Unlike the "Isometric Crash Course" demo that's on the very top of the first post, the spot shadow is a properly drawn shadow--not a separate actor. So the spot shadow correctly follows the slopes of stairs and doesn't "hang over" cliffs when the player is halfway off of a ledge.

I haven't gotten to the NPCs yet, but Marika herself is now higher contrast.


This helps her stand out more than any of the other changes. For the attacking image I added a swipe effect so that it's clearer where her attacks will connect. Melee combat is a bit tricky because the collision boxes for actors are right cylinders. This means when you walk into an NPC to get close enough to attack, you're more likely to slide around it.

I haven't figured out a good solution to that problem yet. Marika can't move while the attack animations are playing, but there's still too narrow of a window between walking and pressing attack. Attack too soon and Marika will be too far away. Attack too late and she'll slide past her opponent.

If the actors were bigger, I don't think it'd be as much of a problem. A tile is only 8x8 grid units, so there isn't much grid resolution to work with.

The last thing I added was a ranking system. My old MUD server that this game draws some inspiration from had the same kind of system that rewarded players with higher EXP points for completing special tasks within an area.


The usual A, B, C, D ranks are there, awarded for recovering various amounts of gold from the towers. There's also an S rank which requires the player find the secret area.

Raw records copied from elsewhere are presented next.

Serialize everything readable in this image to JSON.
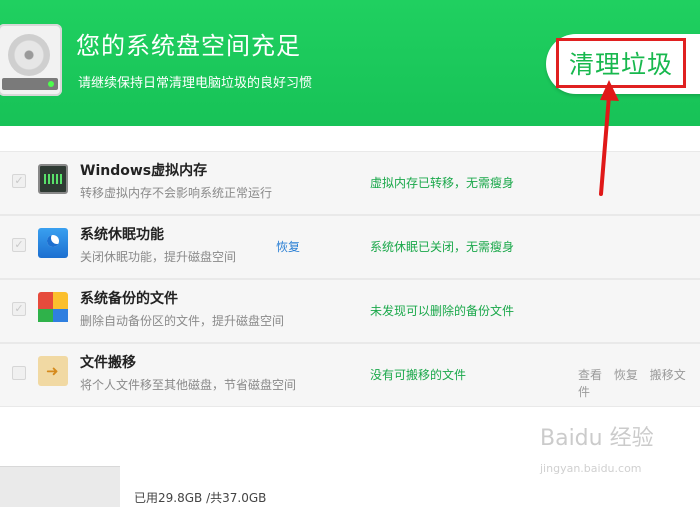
{
  "header": {
    "title": "您的系统盘空间充足",
    "subtitle": "请继续保持日常清理电脑垃圾的良好习惯",
    "clean_button": "清理垃圾",
    "bg_color": "#19c85a"
  },
  "rows": [
    {
      "icon": "memory-chip-icon",
      "title": "Windows虚拟内存",
      "desc": "转移虚拟内存不会影响系统正常运行",
      "status": "虚拟内存已转移，无需瘦身"
    },
    {
      "icon": "sleep-moon-icon",
      "title": "系统休眠功能",
      "desc": "关闭休眠功能，提升磁盘空间",
      "restore": "恢复",
      "status": "系统休眠已关闭，无需瘦身"
    },
    {
      "icon": "backup-files-icon",
      "title": "系统备份的文件",
      "desc": "删除自动备份区的文件，提升磁盘空间",
      "status": "未发现可以删除的备份文件"
    },
    {
      "icon": "move-folder-icon",
      "title": "文件搬移",
      "desc": "将个人文件移至其他磁盘，节省磁盘空间",
      "status": "没有可搬移的文件",
      "actions": [
        "查看",
        "恢复",
        "搬移文件"
      ]
    }
  ],
  "footer": {
    "usage": "已用29.8GB /共37.0GB"
  },
  "watermark": {
    "text": "Baidu 经验",
    "url": "jingyan.baidu.com"
  }
}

If the player retrieves all of the gold, obtains the maximum player character level by finding (and reading) all the books, and doesn't die, a P rank is awarded.

I'm not completely settled on the names, but the final ranks will be something like these.

Code: [Select]
Rogue Rating  Rank Name / Pts

D  Daring Damsel            0
C  Dauntless Desperado    240
B  Robust Raider          440
A  Predominant Prowler    600
S  Cunning Corsair        720
P  Mighty Marauder        800 (Perfect)

I don't really like "Daring Damsel", but that's the D rank, so maybe I leave it for some incentive to do better :P